There are several key steps that aspiring oncology fellows must take after earning a bachelor's degree, including completing medical school and an internal medicine residency. See details about each requirement, and learn what oncology fellows can expect once admitted.
An oncology fellowship is the last step in a training sequence to become a practicing oncologist, or a physician who diagnoses and treats cancer. Training can take up to nine years to complete, and the fellowship itself typically lasts three years. Getting a fellowship spot requires completing the appropriate education and submitting called for documentation. Since competition is fierce for fellowships, top scores and research are important qualifications.
Find schools that offer these popular programs
- Cardiovascular Science
- Cell Physiology
- Exercise Physiology
- Molecular Physiology
- Neurobiology and Neurophysiology
- Reproductive Biology
- Vision Science
Admissions decisions for an oncology fellowship are based on applicants' success in their medical school and residency programs, and the selection process is extremely competitive. Most programs accept fewer than a dozen fellows each year, despite receiving hundreds of applications. Required steps and suggestions for getting into one of these fellowship programs are outlined here.
Graduate from Medical School
After earning their bachelor's degrees, prospective physicians enroll in accredited Doctor of Medicine (M.D.) or Doctor of Osteopathic Medicine (D.O.) programs. Upon completing one of these three-year curricula, graduates can sit for parts one and two of the USMLE (United States Medical Licensing Examination) and earn state licensure as physicians. These are often among the admissions requirements for continuing education in a residency program.
Success in medical school programs can also help ensure acceptance into an oncology fellowship later on, since some schools require physicians to submit their medical school transcripts or a Medical Student Performance Evaluation (MSPE) with their application materials.
Complete an Internal Medicine Residency
Internal medicine residencies generally last three years. During this time, residents complete coursework and clinical rotations where they learn to care for patients who are receiving treatment in hospitals, clinics and outpatient care facilities. Within these programs, it is beneficial to participate in research symposia and conferences or complete special research projects under the mentorship of a faculty member. The ability to conduct research is often among the considerations for admission to an oncology fellowship program.

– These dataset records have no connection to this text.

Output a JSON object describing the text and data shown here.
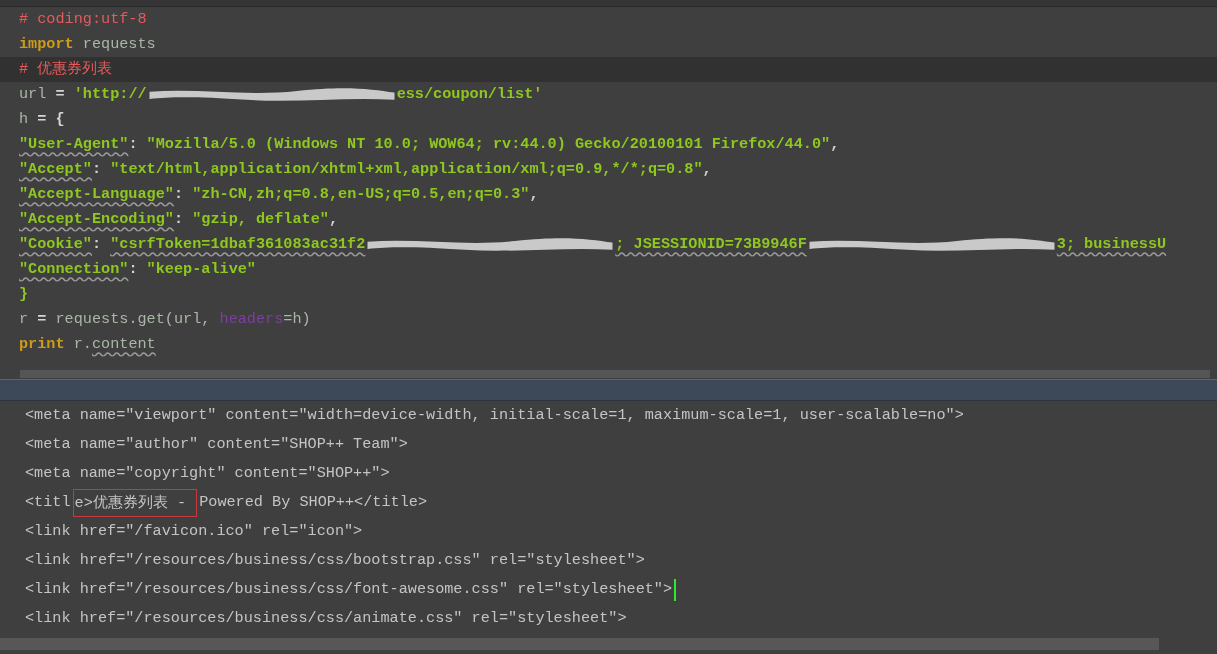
{
  "editor": {
    "lines": [
      {
        "current": false,
        "segments": [
          {
            "kind": "text",
            "tokens": [
              {
                "kind": "comment",
                "text": "# coding:utf-8"
              }
            ]
          }
        ]
      },
      {
        "current": false,
        "segments": [
          {
            "kind": "text",
            "tokens": [
              {
                "kind": "keyword",
                "text": "import"
              },
              {
                "kind": "ident",
                "text": " requests"
              }
            ]
          }
        ]
      },
      {
        "current": true,
        "segments": [
          {
            "kind": "text",
            "tokens": [
              {
                "kind": "comment",
                "text": "# 优惠券列表"
              }
            ]
          }
        ]
      },
      {
        "current": false,
        "segments": [
          {
            "kind": "text",
            "tokens": [
              {
                "kind": "ident",
                "text": "url "
              },
              {
                "kind": "op",
                "text": "= "
              },
              {
                "kind": "string",
                "text": "'http://"
              }
            ]
          },
          {
            "kind": "redacted"
          },
          {
            "kind": "text",
            "tokens": [
              {
                "kind": "string",
                "text": "ess/coupon/list'"
              }
            ]
          }
        ]
      },
      {
        "current": false,
        "segments": [
          {
            "kind": "text",
            "tokens": [
              {
                "kind": "ident",
                "text": "h "
              },
              {
                "kind": "op",
                "text": "= {"
              }
            ]
          }
        ]
      },
      {
        "current": false,
        "segments": [
          {
            "kind": "text",
            "tokens": [
              {
                "kind": "key",
                "text": "\"User-Agent\""
              },
              {
                "kind": "op",
                "text": ": "
              },
              {
                "kind": "string",
                "text": "\"Mozilla/5.0 (Windows NT 10.0; WOW64; rv:44.0) Gecko/20100101 Firefox/44.0\""
              },
              {
                "kind": "op",
                "text": ","
              }
            ]
          }
        ]
      },
      {
        "current": false,
        "segments": [
          {
            "kind": "text",
            "tokens": [
              {
                "kind": "key",
                "text": "\"Accept\""
              },
              {
                "kind": "op",
                "text": ": "
              },
              {
                "kind": "string",
                "text": "\"text/html,application/xhtml+xml,application/xml;q=0.9,*/*;q=0.8\""
              },
              {
                "kind": "op",
                "text": ","
              }
            ]
          }
        ]
      },
      {
        "current": false,
        "segments": [
          {
            "kind": "text",
            "tokens": [
              {
                "kind": "key",
                "text": "\"Accept-Language\""
              },
              {
                "kind": "op",
                "text": ": "
              },
              {
                "kind": "string",
                "text": "\"zh-CN,zh;q=0.8,en-US;q=0.5,en;q=0.3\""
              },
              {
                "kind": "op",
                "text": ","
              }
            ]
          }
        ]
      },
      {
        "current": false,
        "segments": [
          {
            "kind": "text",
            "tokens": [
              {
                "kind": "key",
                "text": "\"Accept-Encoding\""
              },
              {
                "kind": "op",
                "text": ": "
              },
              {
                "kind": "string",
                "text": "\"gzip, deflate\""
              },
              {
                "kind": "op",
                "text": ","
              }
            ]
          }
        ]
      },
      {
        "current": false,
        "segments": [
          {
            "kind": "text",
            "tokens": [
              {
                "kind": "key",
                "text": "\"Cookie\""
              },
              {
                "kind": "op",
                "text": ": "
              },
              {
                "kind": "string_warn",
                "text": "\"csrfToken=1dbaf361083ac31f2"
              }
            ]
          },
          {
            "kind": "redacted"
          },
          {
            "kind": "text",
            "tokens": [
              {
                "kind": "string_warn",
                "text": "; JSESSIONID=73B9946F"
              }
            ]
          },
          {
            "kind": "redacted"
          },
          {
            "kind": "text",
            "tokens": [
              {
                "kind": "string_warn",
                "text": "3; businessU"
              }
            ]
          }
        ]
      },
      {
        "current": false,
        "segments": [
          {
            "kind": "text",
            "tokens": [
              {
                "kind": "key",
                "text": "\"Connection\""
              },
              {
                "kind": "op",
                "text": ": "
              },
              {
                "kind": "string",
                "text": "\"keep-alive\""
              }
            ]
          }
        ]
      },
      {
        "current": false,
        "segments": [
          {
            "kind": "text",
            "tokens": [
              {
                "kind": "string",
                "text": "}"
              }
            ]
          }
        ]
      },
      {
        "current": false,
        "segments": [
          {
            "kind": "text",
            "tokens": [
              {
                "kind": "ident",
                "text": "r "
              },
              {
                "kind": "op",
                "text": "= "
              },
              {
                "kind": "ident",
                "text": "requests.get(url, "
              },
              {
                "kind": "param",
                "text": "headers"
              },
              {
                "kind": "ident",
                "text": "=h)"
              }
            ]
          }
        ]
      },
      {
        "current": false,
        "segments": [
          {
            "kind": "text",
            "tokens": [
              {
                "kind": "keyword",
                "text": "print"
              },
              {
                "kind": "ident",
                "text": " r."
              },
              {
                "kind": "warn",
                "text": "content"
              }
            ]
          }
        ]
      }
    ]
  },
  "output": {
    "lines": [
      {
        "cursor": false,
        "segments": [
          {
            "kind": "text",
            "text": "<meta name=\"viewport\" content=\"width=device-width, initial-scale=1, maximum-scale=1, user-scalable=no\">"
          }
        ]
      },
      {
        "cursor": false,
        "segments": [
          {
            "kind": "text",
            "text": "<meta name=\"author\" content=\"SHOP++ Team\">"
          }
        ]
      },
      {
        "cursor": false,
        "segments": [
          {
            "kind": "text",
            "text": "<meta name=\"copyright\" content=\"SHOP++\">"
          }
        ]
      },
      {
        "cursor": false,
        "segments": [
          {
            "kind": "text",
            "text": "<titl"
          },
          {
            "kind": "boxed",
            "text": "e>优惠券列表 - "
          },
          {
            "kind": "text",
            "text": "Powered By SHOP++</title>"
          }
        ]
      },
      {
        "cursor": false,
        "segments": [
          {
            "kind": "text",
            "text": "<link href=\"/favicon.ico\" rel=\"icon\">"
          }
        ]
      },
      {
        "cursor": false,
        "segments": [
          {
            "kind": "text",
            "text": "<link href=\"/resources/business/css/bootstrap.css\" rel=\"stylesheet\">"
          }
        ]
      },
      {
        "cursor": true,
        "segments": [
          {
            "kind": "text",
            "text": "<link href=\"/resources/business/css/font-awesome.css\" rel=\"stylesheet\">"
          }
        ]
      },
      {
        "cursor": false,
        "segments": [
          {
            "kind": "text",
            "text": "<link href=\"/resources/business/css/animate.css\" rel=\"stylesheet\">"
          }
        ]
      }
    ]
  }
}
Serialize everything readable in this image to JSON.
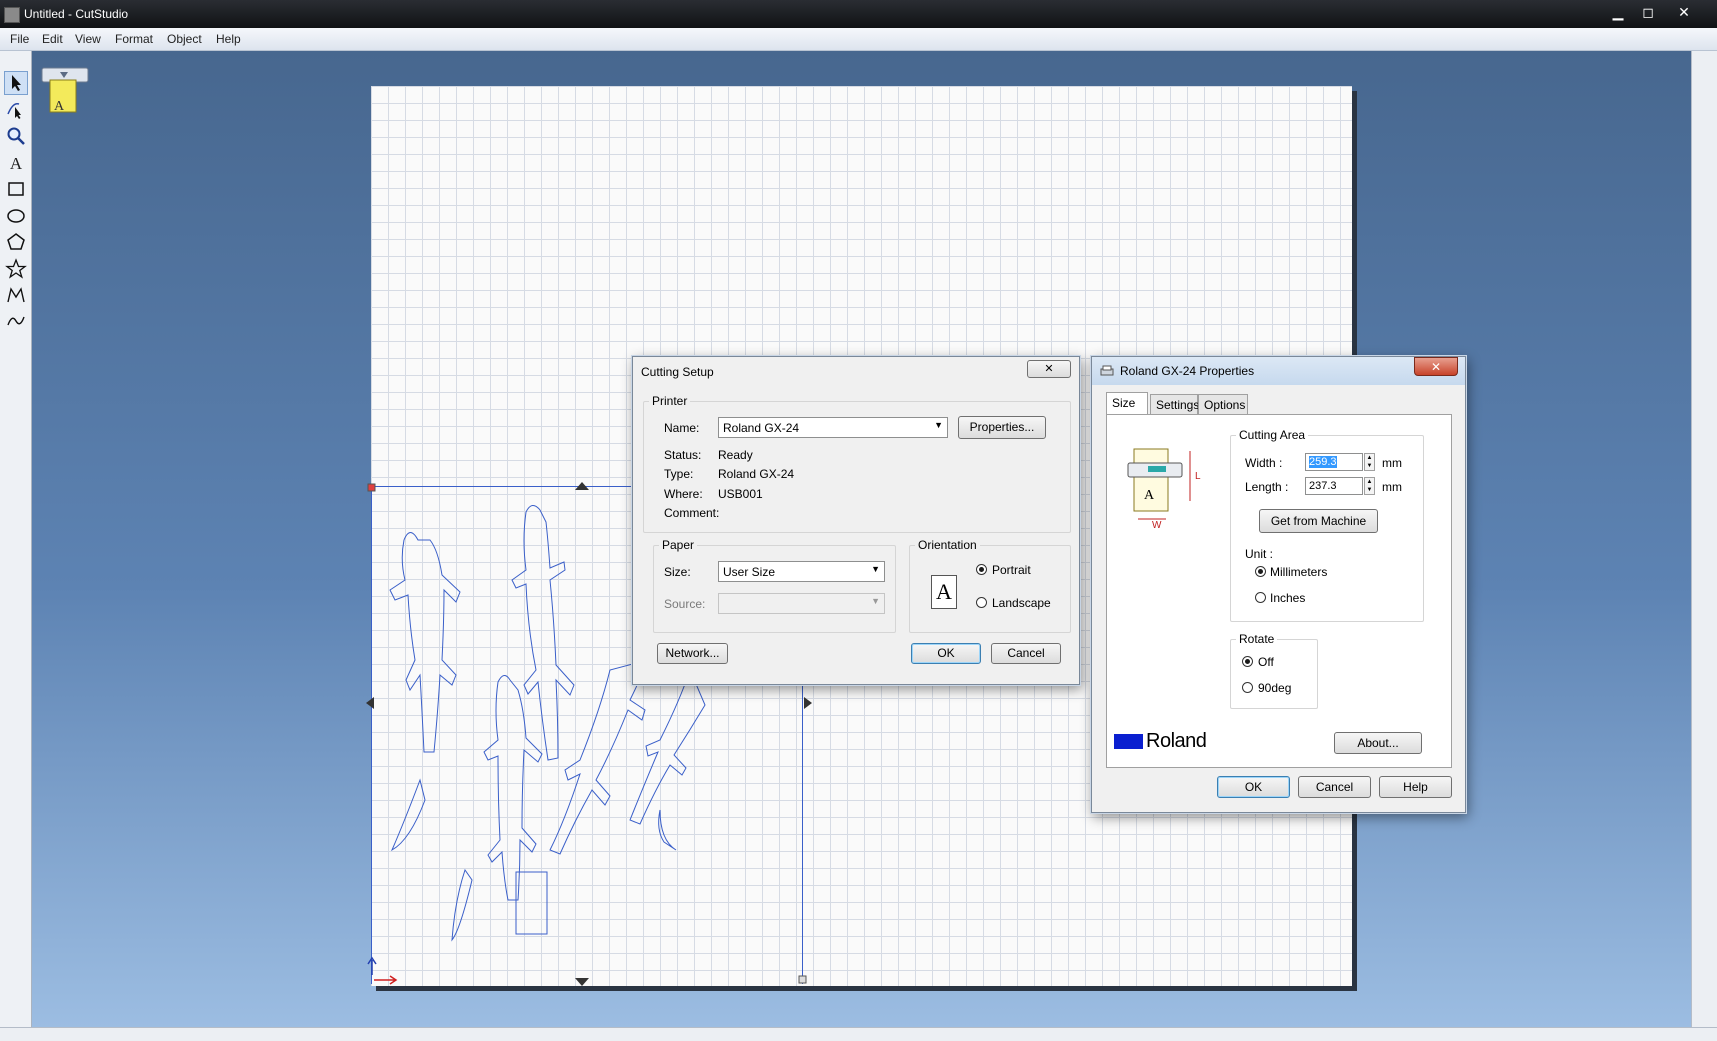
{
  "window": {
    "title": "Untitled - CutStudio",
    "minimize": "▁",
    "maximize": "◻",
    "close": "✕"
  },
  "menu": [
    "File",
    "Edit",
    "View",
    "Format",
    "Object",
    "Help"
  ],
  "tools": [
    "select-arrow",
    "node-edit",
    "zoom",
    "text",
    "rectangle",
    "ellipse",
    "polygon",
    "star",
    "polyline",
    "curve"
  ],
  "cutting_setup": {
    "title": "Cutting Setup",
    "close": "✕",
    "printer_group": "Printer",
    "name_label": "Name:",
    "name_value": "Roland GX-24",
    "properties_button": "Properties...",
    "status_label": "Status:",
    "status_value": "Ready",
    "type_label": "Type:",
    "type_value": "Roland GX-24",
    "where_label": "Where:",
    "where_value": "USB001",
    "comment_label": "Comment:",
    "paper_group": "Paper",
    "size_label": "Size:",
    "size_value": "User Size",
    "source_label": "Source:",
    "orientation_group": "Orientation",
    "orientation_glyph": "A",
    "portrait": "Portrait",
    "landscape": "Landscape",
    "network_button": "Network...",
    "ok_button": "OK",
    "cancel_button": "Cancel"
  },
  "properties": {
    "title": "Roland GX-24 Properties",
    "close": "✕",
    "tabs": [
      "Size",
      "Settings",
      "Options"
    ],
    "cutting_area_group": "Cutting Area",
    "width_label": "Width :",
    "width_value": "259.3",
    "length_label": "Length :",
    "length_value": "237.3",
    "unit_mm": "mm",
    "get_from_machine_button": "Get from Machine",
    "unit_label": "Unit :",
    "millimeters": "Millimeters",
    "inches": "Inches",
    "rotate_group": "Rotate",
    "rotate_off": "Off",
    "rotate_90": "90deg",
    "about_button": "About...",
    "brand": "Roland",
    "diagram_L": "L",
    "diagram_W": "W",
    "diagram_A": "A",
    "ok_button": "OK",
    "cancel_button": "Cancel",
    "help_button": "Help"
  },
  "colors": {
    "selection": "#3a5fc9",
    "brand_blue": "#0a1fd0"
  }
}
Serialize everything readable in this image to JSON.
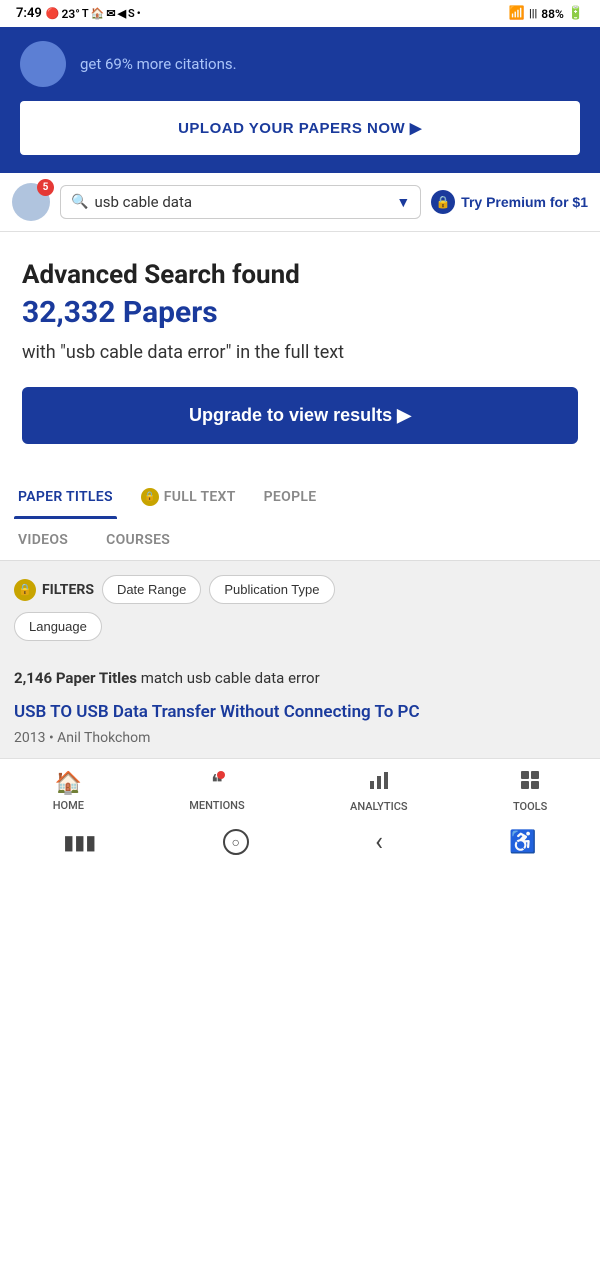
{
  "statusBar": {
    "time": "7:49",
    "temp": "23°",
    "battery": "88%",
    "notifications": "●"
  },
  "banner": {
    "text": "get 69% more citations.",
    "uploadBtn": "UPLOAD YOUR PAPERS NOW ▶"
  },
  "searchBar": {
    "avatarBadge": "5",
    "searchValue": "usb cable data",
    "premiumText": "Try Premium for $1"
  },
  "results": {
    "foundLabel": "Advanced Search found",
    "count": "32,332 Papers",
    "description": "with \"usb cable data error\" in the full text",
    "upgradeBtn": "Upgrade to view results ▶"
  },
  "tabs": {
    "row1": [
      {
        "label": "PAPER TITLES",
        "active": true,
        "locked": false
      },
      {
        "label": "FULL TEXT",
        "active": false,
        "locked": true
      },
      {
        "label": "PEOPLE",
        "active": false,
        "locked": false
      }
    ],
    "row2": [
      {
        "label": "VIDEOS",
        "active": false
      },
      {
        "label": "COURSES",
        "active": false
      }
    ]
  },
  "filters": {
    "label": "FILTERS",
    "chips": [
      "Date Range",
      "Publication Type",
      "Language"
    ]
  },
  "paperResults": {
    "summary": "2,146 Paper Titles match usb cable data error",
    "summaryMatchBold": "Paper Titles",
    "summaryQuery": "usb cable data error",
    "firstResult": {
      "title": "USB TO USB Data Transfer Without Connecting To PC",
      "year": "2013",
      "author": "Anil Thokchom"
    }
  },
  "bottomNav": {
    "items": [
      {
        "label": "HOME",
        "icon": "🏠",
        "active": false
      },
      {
        "label": "MENTIONS",
        "icon": "❝",
        "active": false,
        "hasDot": true
      },
      {
        "label": "ANALYTICS",
        "icon": "📊",
        "active": false
      },
      {
        "label": "TOOLS",
        "icon": "⊞",
        "active": false
      }
    ]
  },
  "systemNav": {
    "back": "‹",
    "home": "○",
    "recent": "▮▮▮"
  }
}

Submit Fellowship Application Materials
In addition to MSPEs and USMLE scores, required application materials for an oncology fellowship can include:
- Medical school transcripts
- Two to five letters of recommendation, including some from residency program directors or medical school deans
- A curriculum vitae
- A personal statement
Together, these documents introduce the applicant to the program's selection committee by outlining their educational qualifications, accomplishments, personal qualities and professional goals. Consequently, these pieces should be clear, concise and written in such a way as to capture the reader's attention, especially where the personal statement is concerned. After the initial application is submitted, promising candidates are typically invited for an interview before final selections are made.
Oncology Fellowship Information
Oncology fellowships typically last for two to three years. Many provide combined training in both hematology and oncology. Within these programs, fellows gain experience with the diagnosis and treatment of neoplastic and hematologic disorders and diseases. They also conduct clinical or laboratory research, depending on their area of interest. Other aspects of the program can include:
- Grand rounds
- Research seminars
- Tumor boards
- Formal coursework
Upon completion, graduates are eligible for certification from the American Board of Internal Medicine, and they may go on to work as oncologists or academic researchers.
Aspiring oncologists need to complete an oncology fellowship before they can practice, but in order to get one, they must earn a medical degree, complete a residency program and demonstrate their knowledge and skills on an application.